- Newer browsers let the coder add a VLINK (visited link) color to let users know if they have already accessed a link (text="#000000" link="#0000FF" vlink="#999999" alink="#FF0000"). The ALINK is for active link. Choose different colors for your LINK, VLINK, and ALINK values.
- Use .JPG format for photographs and artwork with graduated tones · Use .GIF for flat colored artwork · Always make your graphics 72 dpi · If a link points to a .PDF or some other type of file that requires a download, you should say so. You should also tell them how big the file is and what they need to view it, e.g., "View our schedule Schedule.PDF [106k] You will need Adobe Acrobat Reader to view this file." This works much better than "View our schedule."
- Never rely on the back button as a form of navigation, always give the user a way to "get back" in the form of a link.
6. Conventions used in Shawnee.edu will help University Information Services and web leaders create a consistent interface.
Naming and Titling conventions
Page Names are distinguished from page titles by their length and location. The page titles appear on the top line or title bar of the web browser. The page name, in most templates, is a short (generally three words of fewer) phrase describing the contents of the page. It is displayed in a box on screen left. In the templates it is represented by the words "templateXX." This text should be replaced with a relevant name before the page is put into production.
Directory Structure - Each directory contains a default page named index.html. These are the section "gateway" pages and should provide links to all subsections or pages within the section. In some cases, the amount of content has dictated that the index page is the only page in the directory. In that case, use either another template. Templates are provided in your web folder, and can be customized according to your needs.

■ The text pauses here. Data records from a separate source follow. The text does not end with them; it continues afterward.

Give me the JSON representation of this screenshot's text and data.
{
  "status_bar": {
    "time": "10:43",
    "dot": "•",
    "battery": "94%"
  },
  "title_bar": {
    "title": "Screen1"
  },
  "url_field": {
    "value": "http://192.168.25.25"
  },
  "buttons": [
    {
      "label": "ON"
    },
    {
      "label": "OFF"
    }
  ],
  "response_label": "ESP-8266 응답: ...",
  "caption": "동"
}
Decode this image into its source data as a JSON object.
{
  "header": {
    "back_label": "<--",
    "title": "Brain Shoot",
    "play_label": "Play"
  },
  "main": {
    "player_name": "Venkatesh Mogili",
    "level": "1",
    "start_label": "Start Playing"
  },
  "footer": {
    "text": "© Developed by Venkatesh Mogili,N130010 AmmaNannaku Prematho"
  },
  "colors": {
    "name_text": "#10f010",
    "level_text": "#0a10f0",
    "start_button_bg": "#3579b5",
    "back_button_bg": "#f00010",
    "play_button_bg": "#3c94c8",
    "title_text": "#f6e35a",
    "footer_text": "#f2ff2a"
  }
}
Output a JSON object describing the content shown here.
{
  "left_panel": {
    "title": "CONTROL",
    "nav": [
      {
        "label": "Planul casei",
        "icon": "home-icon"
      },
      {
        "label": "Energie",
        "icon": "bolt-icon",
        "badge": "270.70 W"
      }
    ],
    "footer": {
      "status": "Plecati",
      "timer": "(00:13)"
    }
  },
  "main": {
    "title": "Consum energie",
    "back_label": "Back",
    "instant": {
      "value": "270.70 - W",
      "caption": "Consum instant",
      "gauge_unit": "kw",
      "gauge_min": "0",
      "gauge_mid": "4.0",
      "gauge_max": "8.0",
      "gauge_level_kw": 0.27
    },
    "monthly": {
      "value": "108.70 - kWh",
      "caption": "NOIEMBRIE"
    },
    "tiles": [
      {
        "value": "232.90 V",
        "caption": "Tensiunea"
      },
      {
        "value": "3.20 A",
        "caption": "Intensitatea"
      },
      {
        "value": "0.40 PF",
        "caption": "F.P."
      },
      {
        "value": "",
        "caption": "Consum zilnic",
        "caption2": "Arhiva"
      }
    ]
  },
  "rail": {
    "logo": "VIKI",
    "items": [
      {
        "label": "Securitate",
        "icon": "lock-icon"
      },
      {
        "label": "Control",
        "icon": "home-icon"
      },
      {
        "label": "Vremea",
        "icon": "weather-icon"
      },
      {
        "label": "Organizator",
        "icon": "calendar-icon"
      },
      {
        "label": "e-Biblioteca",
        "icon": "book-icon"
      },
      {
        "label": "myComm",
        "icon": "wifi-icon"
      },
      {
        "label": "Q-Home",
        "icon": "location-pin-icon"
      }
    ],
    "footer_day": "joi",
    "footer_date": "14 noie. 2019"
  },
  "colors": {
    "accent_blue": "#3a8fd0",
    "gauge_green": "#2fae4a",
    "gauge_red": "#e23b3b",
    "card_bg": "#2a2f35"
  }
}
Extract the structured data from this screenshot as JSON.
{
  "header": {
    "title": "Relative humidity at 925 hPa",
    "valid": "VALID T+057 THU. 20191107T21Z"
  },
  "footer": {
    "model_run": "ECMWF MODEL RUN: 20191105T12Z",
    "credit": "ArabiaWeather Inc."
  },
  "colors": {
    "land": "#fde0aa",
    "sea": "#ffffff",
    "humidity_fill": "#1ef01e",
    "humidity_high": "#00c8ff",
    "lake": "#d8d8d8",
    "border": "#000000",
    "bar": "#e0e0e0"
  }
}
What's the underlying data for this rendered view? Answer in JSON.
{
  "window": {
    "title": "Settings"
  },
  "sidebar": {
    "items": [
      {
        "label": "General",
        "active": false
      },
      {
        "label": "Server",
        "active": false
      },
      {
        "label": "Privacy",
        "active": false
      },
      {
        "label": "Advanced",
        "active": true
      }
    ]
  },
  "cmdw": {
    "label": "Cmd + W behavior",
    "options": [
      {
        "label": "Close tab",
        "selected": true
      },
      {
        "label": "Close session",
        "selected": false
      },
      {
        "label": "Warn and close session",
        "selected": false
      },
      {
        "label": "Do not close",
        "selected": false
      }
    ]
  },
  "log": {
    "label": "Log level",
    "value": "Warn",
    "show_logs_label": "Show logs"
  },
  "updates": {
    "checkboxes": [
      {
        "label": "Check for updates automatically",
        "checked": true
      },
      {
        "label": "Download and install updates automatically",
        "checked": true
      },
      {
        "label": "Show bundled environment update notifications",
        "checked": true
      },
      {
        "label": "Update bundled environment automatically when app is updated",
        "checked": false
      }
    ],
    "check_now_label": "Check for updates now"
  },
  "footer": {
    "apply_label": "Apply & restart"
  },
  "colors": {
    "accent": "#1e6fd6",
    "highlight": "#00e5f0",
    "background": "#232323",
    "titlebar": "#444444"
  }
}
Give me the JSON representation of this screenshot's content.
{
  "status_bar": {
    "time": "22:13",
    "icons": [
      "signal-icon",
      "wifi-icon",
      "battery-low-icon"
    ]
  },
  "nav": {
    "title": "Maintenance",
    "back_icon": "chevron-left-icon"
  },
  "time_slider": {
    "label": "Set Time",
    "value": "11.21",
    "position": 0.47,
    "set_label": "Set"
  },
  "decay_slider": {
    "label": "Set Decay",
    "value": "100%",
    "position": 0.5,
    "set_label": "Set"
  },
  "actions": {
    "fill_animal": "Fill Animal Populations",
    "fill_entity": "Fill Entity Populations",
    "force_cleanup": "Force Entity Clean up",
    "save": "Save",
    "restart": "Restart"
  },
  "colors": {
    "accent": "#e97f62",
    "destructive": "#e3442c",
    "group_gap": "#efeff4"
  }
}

Call extension 3138 for more details.
Each directory also has a graphics folder to hold all images (photographs and graphics) used on pages within the directory. This arrangement allows web leaders maximum control over their sections and provides easy maintenance of the site by consolidating content into logical groupings.
There are certain global navigational elements in use throughout the site. In the header graphic, the top navigation always takes the user back to the parent directory (shawnee.edu). Under the header graphic, are links called bread crumbs. These navigational aids help the user identify their location and serve as links to take the user back to index pages.
7. The directory layout and server privileges will help the Internet Development Office and the University Information Services personnel maintain the server. This will be achieved by designating each department and/or section its own directory on the web server.
It is also recommended
that only persons responsible for their department's web content have access to
the department directory.